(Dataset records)
>>>>

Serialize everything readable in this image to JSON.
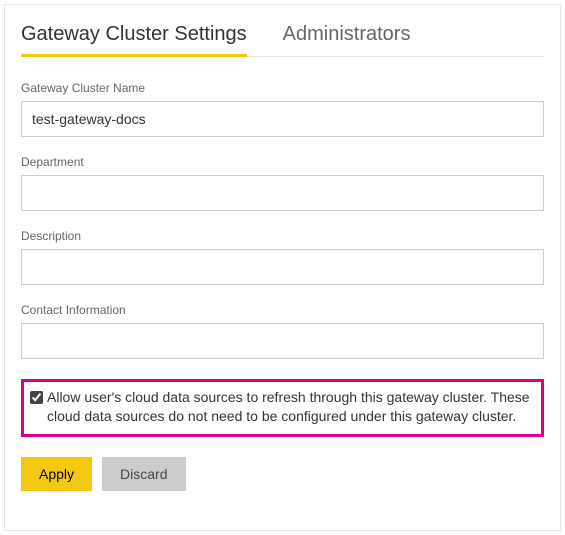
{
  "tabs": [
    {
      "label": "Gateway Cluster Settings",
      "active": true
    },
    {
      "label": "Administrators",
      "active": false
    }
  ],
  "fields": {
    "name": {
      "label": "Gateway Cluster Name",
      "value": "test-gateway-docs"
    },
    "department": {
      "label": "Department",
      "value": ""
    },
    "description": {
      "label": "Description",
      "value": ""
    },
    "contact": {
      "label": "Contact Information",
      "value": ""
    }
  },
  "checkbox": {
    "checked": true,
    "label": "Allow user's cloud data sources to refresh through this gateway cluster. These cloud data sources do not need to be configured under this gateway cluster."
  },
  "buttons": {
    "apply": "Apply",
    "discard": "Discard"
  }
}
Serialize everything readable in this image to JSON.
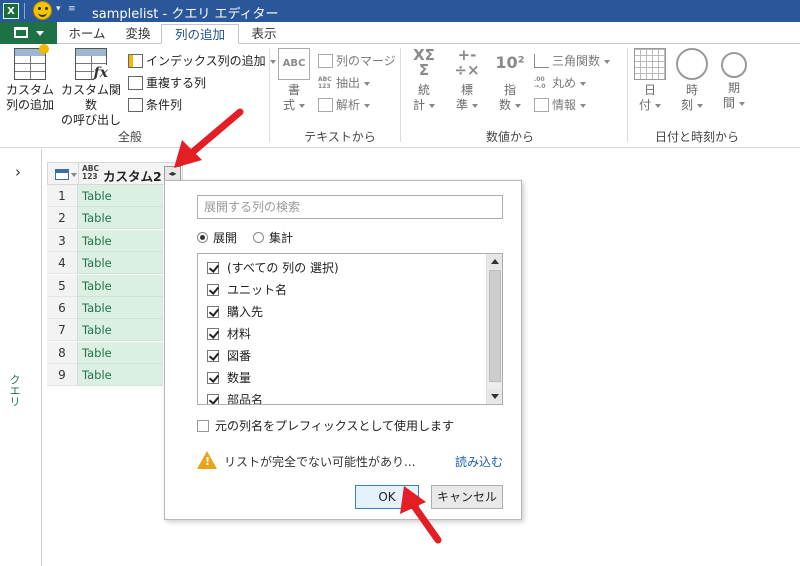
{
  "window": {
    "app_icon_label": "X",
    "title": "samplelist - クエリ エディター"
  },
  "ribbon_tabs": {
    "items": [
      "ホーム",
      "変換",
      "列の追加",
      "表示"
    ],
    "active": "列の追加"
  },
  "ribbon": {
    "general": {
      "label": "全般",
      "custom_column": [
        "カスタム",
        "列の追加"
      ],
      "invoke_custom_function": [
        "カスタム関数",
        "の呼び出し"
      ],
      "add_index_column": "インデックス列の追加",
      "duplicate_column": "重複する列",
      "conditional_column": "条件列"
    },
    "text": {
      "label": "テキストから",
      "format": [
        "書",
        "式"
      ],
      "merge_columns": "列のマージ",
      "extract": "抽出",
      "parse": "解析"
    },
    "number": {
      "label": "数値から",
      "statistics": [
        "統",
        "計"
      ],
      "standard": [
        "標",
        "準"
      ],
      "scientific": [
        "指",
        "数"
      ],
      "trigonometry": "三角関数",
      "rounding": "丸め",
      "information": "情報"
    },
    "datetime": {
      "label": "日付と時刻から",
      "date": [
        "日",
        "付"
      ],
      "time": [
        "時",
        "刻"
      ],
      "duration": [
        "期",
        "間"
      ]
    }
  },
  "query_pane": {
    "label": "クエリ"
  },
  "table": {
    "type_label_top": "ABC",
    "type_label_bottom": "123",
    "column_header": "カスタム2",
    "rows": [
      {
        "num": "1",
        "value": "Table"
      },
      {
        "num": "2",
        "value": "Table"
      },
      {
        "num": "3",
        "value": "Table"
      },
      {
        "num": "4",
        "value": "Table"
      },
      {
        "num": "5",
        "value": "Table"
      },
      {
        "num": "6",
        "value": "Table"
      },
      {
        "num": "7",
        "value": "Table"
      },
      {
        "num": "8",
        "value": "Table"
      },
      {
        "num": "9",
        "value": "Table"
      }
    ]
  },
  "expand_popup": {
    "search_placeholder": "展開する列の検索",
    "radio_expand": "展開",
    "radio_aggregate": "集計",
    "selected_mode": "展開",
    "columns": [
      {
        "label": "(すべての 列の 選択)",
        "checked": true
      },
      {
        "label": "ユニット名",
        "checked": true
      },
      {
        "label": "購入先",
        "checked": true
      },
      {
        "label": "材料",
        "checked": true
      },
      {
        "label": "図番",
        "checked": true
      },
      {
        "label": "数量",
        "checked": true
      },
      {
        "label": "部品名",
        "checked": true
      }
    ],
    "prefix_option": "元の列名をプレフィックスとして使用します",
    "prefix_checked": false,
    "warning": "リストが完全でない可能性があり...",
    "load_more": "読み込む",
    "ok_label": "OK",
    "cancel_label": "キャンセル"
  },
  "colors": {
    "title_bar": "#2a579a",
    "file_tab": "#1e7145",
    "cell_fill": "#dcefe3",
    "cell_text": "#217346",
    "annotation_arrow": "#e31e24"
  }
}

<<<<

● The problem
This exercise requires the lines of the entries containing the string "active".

● Written solution
      "active": true
      "active": false
    "active": "列の追加"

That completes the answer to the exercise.